DIRECTIONS:
The whole set of entries is to be restated word for word.

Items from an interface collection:
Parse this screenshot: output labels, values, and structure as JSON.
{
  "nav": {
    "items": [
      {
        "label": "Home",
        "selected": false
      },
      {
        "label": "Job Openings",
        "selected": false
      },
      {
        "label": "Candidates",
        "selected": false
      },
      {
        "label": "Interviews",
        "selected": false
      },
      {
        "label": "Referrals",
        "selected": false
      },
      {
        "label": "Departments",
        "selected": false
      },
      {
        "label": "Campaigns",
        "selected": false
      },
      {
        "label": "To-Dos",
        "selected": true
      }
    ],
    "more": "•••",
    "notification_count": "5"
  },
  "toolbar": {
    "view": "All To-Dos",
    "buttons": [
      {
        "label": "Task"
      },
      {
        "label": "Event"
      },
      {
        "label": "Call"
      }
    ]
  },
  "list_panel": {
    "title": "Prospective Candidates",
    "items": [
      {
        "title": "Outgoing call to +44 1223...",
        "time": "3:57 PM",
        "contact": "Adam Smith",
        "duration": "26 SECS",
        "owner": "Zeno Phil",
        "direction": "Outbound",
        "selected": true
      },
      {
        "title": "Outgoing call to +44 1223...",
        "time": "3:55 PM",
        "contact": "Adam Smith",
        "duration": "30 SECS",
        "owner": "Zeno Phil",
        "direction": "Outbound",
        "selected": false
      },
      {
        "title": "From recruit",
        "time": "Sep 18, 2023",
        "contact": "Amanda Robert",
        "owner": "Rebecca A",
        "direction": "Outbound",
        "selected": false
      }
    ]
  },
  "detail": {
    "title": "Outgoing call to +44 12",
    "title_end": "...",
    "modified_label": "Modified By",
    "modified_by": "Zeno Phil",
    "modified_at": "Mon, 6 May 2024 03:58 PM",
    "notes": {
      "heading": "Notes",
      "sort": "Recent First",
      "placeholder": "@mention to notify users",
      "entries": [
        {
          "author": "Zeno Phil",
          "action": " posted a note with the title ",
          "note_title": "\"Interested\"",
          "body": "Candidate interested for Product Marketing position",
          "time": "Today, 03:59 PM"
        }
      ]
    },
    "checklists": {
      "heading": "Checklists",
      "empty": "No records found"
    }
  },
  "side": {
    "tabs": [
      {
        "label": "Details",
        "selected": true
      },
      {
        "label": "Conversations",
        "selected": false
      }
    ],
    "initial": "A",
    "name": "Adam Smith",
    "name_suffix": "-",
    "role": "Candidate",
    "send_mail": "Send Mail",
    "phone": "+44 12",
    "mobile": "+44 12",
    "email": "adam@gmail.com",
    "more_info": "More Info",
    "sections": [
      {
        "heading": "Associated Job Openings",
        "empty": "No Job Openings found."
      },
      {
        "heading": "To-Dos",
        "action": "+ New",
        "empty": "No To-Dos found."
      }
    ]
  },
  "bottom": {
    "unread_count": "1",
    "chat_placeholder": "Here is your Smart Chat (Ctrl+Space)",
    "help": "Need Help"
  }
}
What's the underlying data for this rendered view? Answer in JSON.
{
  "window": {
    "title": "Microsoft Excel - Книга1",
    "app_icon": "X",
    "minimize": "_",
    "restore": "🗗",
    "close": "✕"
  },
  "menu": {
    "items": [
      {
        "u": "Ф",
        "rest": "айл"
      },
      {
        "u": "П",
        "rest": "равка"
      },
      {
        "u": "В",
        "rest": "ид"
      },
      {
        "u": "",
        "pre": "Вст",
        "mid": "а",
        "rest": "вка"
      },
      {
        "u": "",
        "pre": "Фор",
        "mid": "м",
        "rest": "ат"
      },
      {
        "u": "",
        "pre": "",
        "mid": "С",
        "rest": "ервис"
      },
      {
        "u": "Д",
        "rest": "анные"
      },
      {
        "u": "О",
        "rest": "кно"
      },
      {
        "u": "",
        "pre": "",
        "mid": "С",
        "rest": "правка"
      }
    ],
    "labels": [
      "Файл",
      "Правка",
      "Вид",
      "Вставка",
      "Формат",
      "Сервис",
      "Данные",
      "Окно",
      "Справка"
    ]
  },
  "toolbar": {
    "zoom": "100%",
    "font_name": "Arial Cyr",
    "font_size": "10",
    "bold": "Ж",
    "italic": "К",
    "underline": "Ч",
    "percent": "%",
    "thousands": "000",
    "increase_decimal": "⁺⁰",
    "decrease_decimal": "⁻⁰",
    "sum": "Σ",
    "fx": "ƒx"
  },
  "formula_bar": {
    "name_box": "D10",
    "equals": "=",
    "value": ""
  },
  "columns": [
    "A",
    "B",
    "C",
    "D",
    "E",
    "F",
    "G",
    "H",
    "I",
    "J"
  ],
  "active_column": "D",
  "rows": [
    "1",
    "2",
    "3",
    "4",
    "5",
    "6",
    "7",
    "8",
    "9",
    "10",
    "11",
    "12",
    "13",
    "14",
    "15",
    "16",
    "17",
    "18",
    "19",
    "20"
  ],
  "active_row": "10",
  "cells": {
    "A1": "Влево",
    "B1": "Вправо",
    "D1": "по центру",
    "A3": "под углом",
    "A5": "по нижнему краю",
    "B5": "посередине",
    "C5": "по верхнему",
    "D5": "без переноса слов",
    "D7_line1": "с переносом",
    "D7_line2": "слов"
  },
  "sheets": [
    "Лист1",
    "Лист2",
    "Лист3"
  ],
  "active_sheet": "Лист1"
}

RESULT OF THE EXERCISE:
Parse this screenshot: output labels, values, and structure as JSON.
{
  "nav": {
    "items": [
      {
        "label": "Home",
        "selected": false
      },
      {
        "label": "Job Openings",
        "selected": false
      },
      {
        "label": "Candidates",
        "selected": false
      },
      {
        "label": "Interviews",
        "selected": false
      },
      {
        "label": "Referrals",
        "selected": false
      },
      {
        "label": "Departments",
        "selected": false
      },
      {
        "label": "Campaigns",
        "selected": false
      },
      {
        "label": "To-Dos",
        "selected": true
      }
    ],
    "more": "•••",
    "notification_count": "5"
  },
  "toolbar": {
    "view": "All To-Dos",
    "buttons": [
      {
        "label": "Task"
      },
      {
        "label": "Event"
      },
      {
        "label": "Call"
      }
    ]
  },
  "list_panel": {
    "title": "Prospective Candidates",
    "items": [
      {
        "title": "Outgoing call to +44 1223...",
        "time": "3:57 PM",
        "contact": "Adam Smith",
        "duration": "26 SECS",
        "owner": "Zeno Phil",
        "direction": "Outbound",
        "selected": true
      },
      {
        "title": "Outgoing call to +44 1223...",
        "time": "3:55 PM",
        "contact": "Adam Smith",
        "duration": "30 SECS",
        "owner": "Zeno Phil",
        "direction": "Outbound",
        "selected": false
      },
      {
        "title": "From recruit",
        "time": "Sep 18, 2023",
        "contact": "Amanda Robert",
        "owner": "Rebecca A",
        "direction": "Outbound",
        "selected": false
      }
    ]
  },
  "detail": {
    "title": "Outgoing call to +44 12",
    "title_end": "...",
    "modified_label": "Modified By",
    "modified_by": "Zeno Phil",
    "modified_at": "Mon, 6 May 2024 03:58 PM",
    "notes": {
      "heading": "Notes",
      "sort": "Recent First",
      "placeholder": "@mention to notify users",
      "entries": [
        {
          "author": "Zeno Phil",
          "action": " posted a note with the title ",
          "note_title": "\"Interested\"",
          "body": "Candidate interested for Product Marketing position",
          "time": "Today, 03:59 PM"
        }
      ]
    },
    "checklists": {
      "heading": "Checklists",
      "empty": "No records found"
    }
  },
  "side": {
    "tabs": [
      {
        "label": "Details",
        "selected": true
      },
      {
        "label": "Conversations",
        "selected": false
      }
    ],
    "initial": "A",
    "name": "Adam Smith",
    "name_suffix": "-",
    "role": "Candidate",
    "send_mail": "Send Mail",
    "phone": "+44 12",
    "mobile": "+44 12",
    "email": "adam@gmail.com",
    "more_info": "More Info",
    "sections": [
      {
        "heading": "Associated Job Openings",
        "empty": "No Job Openings found."
      },
      {
        "heading": "To-Dos",
        "action": "+ New",
        "empty": "No To-Dos found."
      }
    ]
  },
  "bottom": {
    "unread_count": "1",
    "chat_placeholder": "Here is your Smart Chat (Ctrl+Space)",
    "help": "Need Help"
  }
}
What's the underlying data for this rendered view? Answer in JSON.
{
  "window": {
    "title": "Microsoft Excel - Книга1",
    "app_icon": "X",
    "minimize": "_",
    "restore": "🗗",
    "close": "✕"
  },
  "menu": {
    "items": [
      {
        "u": "Ф",
        "rest": "айл"
      },
      {
        "u": "П",
        "rest": "равка"
      },
      {
        "u": "В",
        "rest": "ид"
      },
      {
        "u": "",
        "pre": "Вст",
        "mid": "а",
        "rest": "вка"
      },
      {
        "u": "",
        "pre": "Фор",
        "mid": "м",
        "rest": "ат"
      },
      {
        "u": "",
        "pre": "",
        "mid": "С",
        "rest": "ервис"
      },
      {
        "u": "Д",
        "rest": "анные"
      },
      {
        "u": "О",
        "rest": "кно"
      },
      {
        "u": "",
        "pre": "",
        "mid": "С",
        "rest": "правка"
      }
    ],
    "labels": [
      "Файл",
      "Правка",
      "Вид",
      "Вставка",
      "Формат",
      "Сервис",
      "Данные",
      "Окно",
      "Справка"
    ]
  },
  "toolbar": {
    "zoom": "100%",
    "font_name": "Arial Cyr",
    "font_size": "10",
    "bold": "Ж",
    "italic": "К",
    "underline": "Ч",
    "percent": "%",
    "thousands": "000",
    "increase_decimal": "⁺⁰",
    "decrease_decimal": "⁻⁰",
    "sum": "Σ",
    "fx": "ƒx"
  },
  "formula_bar": {
    "name_box": "D10",
    "equals": "=",
    "value": ""
  },
  "columns": [
    "A",
    "B",
    "C",
    "D",
    "E",
    "F",
    "G",
    "H",
    "I",
    "J"
  ],
  "active_column": "D",
  "rows": [
    "1",
    "2",
    "3",
    "4",
    "5",
    "6",
    "7",
    "8",
    "9",
    "10",
    "11",
    "12",
    "13",
    "14",
    "15",
    "16",
    "17",
    "18",
    "19",
    "20"
  ],
  "active_row": "10",
  "cells": {
    "A1": "Влево",
    "B1": "Вправо",
    "D1": "по центру",
    "A3": "под углом",
    "A5": "по нижнему краю",
    "B5": "посередине",
    "C5": "по верхнему",
    "D5": "без переноса слов",
    "D7_line1": "с переносом",
    "D7_line2": "слов"
  },
  "sheets": [
    "Лист1",
    "Лист2",
    "Лист3"
  ],
  "active_sheet": "Лист1"
}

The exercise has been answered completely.